- An expanded commentary on possible futures and win:win vs. zero-sum scenarios.
- 4,000 words that were in the edited essays, but brought the whole issue to 27 pages with 20,500+ words. The first-round cut (which deleted the blather in the previous post, and a bunch of other stuff) brought that down to 18,000 words and 24 pages. Another round of cuts, mostly commentary, brought that down to 16,500 words and 22 pages. That issue will be coming soon. (How soon? Within the next hour.) A really good editor could doubtless bring that down to 20, 18, or 16 pages–but at some point it would cease to be my commentary.
- This other piece of blather, sacrificed during round two. So, of 4,000 excess words, I’ve tossed fewer than 1,000 your way via these two posts. The other 3,000 are where they probably should be: In that great bit-bucket in the sky.
Better than the Original?
This has come up before: The possibility that a CD-R can sound better than the CD from which it was recordedâ€”and the ancillary situation in which an audio reviewer who considers LPs vastly superior to CDs in sound quality uses CD-Rs to demonstrate the differences between turntables and cartridges (as recorded to CD-R).

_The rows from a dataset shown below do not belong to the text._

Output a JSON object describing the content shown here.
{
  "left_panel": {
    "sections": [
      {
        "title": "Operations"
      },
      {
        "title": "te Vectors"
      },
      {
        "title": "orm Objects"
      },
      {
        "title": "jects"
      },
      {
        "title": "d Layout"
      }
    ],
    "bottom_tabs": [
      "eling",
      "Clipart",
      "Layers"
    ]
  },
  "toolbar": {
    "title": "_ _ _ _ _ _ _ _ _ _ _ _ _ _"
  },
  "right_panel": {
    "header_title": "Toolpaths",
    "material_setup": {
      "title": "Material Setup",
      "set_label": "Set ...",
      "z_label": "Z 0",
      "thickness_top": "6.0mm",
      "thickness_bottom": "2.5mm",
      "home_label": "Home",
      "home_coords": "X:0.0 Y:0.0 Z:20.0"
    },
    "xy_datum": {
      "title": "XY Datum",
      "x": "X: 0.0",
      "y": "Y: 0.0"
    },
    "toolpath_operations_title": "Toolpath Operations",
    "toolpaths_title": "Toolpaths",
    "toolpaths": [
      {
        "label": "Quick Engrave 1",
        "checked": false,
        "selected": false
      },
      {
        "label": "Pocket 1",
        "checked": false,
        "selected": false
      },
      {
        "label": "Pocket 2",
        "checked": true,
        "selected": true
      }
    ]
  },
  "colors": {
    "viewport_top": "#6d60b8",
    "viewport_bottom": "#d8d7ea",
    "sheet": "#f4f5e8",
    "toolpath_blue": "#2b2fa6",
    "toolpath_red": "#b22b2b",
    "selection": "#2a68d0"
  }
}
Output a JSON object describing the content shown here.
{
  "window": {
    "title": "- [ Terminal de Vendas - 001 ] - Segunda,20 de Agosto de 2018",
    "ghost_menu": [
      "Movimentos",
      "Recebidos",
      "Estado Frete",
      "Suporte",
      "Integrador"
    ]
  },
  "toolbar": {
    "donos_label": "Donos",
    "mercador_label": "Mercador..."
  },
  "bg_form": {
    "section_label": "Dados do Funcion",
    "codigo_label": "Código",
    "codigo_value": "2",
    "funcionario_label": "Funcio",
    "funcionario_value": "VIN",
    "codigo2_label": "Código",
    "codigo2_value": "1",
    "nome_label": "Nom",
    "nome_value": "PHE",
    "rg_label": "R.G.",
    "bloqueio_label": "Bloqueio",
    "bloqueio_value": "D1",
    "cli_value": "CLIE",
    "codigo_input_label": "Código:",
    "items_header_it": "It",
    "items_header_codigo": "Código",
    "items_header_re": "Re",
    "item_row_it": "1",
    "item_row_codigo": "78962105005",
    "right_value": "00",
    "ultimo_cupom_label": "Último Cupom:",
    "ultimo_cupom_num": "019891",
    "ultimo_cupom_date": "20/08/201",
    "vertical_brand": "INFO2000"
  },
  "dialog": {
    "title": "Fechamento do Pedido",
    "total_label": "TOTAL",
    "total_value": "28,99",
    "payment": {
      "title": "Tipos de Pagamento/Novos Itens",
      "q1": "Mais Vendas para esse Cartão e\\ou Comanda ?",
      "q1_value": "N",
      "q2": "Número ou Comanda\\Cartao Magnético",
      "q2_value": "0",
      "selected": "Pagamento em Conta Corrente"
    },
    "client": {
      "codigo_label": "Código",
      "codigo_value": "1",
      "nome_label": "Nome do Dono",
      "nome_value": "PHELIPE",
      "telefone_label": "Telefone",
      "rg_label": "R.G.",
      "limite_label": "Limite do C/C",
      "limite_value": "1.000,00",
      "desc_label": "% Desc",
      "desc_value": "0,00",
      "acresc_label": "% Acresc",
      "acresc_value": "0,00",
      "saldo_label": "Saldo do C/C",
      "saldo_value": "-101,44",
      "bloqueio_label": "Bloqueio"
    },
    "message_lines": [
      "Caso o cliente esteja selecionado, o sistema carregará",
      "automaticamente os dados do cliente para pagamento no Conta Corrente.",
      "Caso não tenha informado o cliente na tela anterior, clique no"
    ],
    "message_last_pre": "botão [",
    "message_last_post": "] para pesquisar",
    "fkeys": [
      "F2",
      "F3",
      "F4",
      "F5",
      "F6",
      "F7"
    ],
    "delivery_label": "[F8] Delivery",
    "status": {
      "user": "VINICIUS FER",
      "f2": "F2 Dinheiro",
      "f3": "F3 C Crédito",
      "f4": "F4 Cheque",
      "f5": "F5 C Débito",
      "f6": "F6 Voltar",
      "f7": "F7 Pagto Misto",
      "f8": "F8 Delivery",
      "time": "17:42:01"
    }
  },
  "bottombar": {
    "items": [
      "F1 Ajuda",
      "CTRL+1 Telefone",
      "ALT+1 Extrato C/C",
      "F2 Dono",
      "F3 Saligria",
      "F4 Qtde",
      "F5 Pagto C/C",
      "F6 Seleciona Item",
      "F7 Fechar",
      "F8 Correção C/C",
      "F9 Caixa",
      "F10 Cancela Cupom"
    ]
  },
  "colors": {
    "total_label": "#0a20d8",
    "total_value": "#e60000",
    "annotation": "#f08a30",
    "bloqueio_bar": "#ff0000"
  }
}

Part of me wants to say â€œhogwashâ€ when I hear the first claim, putting it in the same category as improving CD sound by painting a green stripe around the edge, freezing the CD, or demagnetizing itâ€”pseudoscientific mumbo-jumbo that works just as long as the person listening believes it works.
But in the case of CD-R vs. CD, itâ€™s not entirely clear that itâ€™s nonsenseâ€”at least not if you believe that jitter and error correction can have subliminally audible side effects. Once a CD has been ripped to a hard disk, assuming the ripping works properly (and youâ€™re ripping to a .WAV or .AIF file or to a lossless compression format), there should be no errors and jitter should no longer be a factor. While playback jitter from a CD-R made from that file may still be a factor, the one-off CD-R should have no errors (unlike pressed CDs, which are likely to have some small and fully correctable error rate).
Will I swear that any of my CD-Rs (re-expanded from 320K MP3 compression) sound better than the CDs they came from? No, but I also have very modest sound equipment and somewhat damaged hearing. Do I think a few of the cuts are cleaner and less edgy than the originals? Yesâ€”but that may actually be the effects of lossy compression. Do all claims that CD-R copies can sound better than the originals fall into the snake oil realm? I no longer believe they do. But when it comes to holding a little box over the CD for a minute to permanently improve the soundâ€”there Iâ€™m back on the side of the skeptics.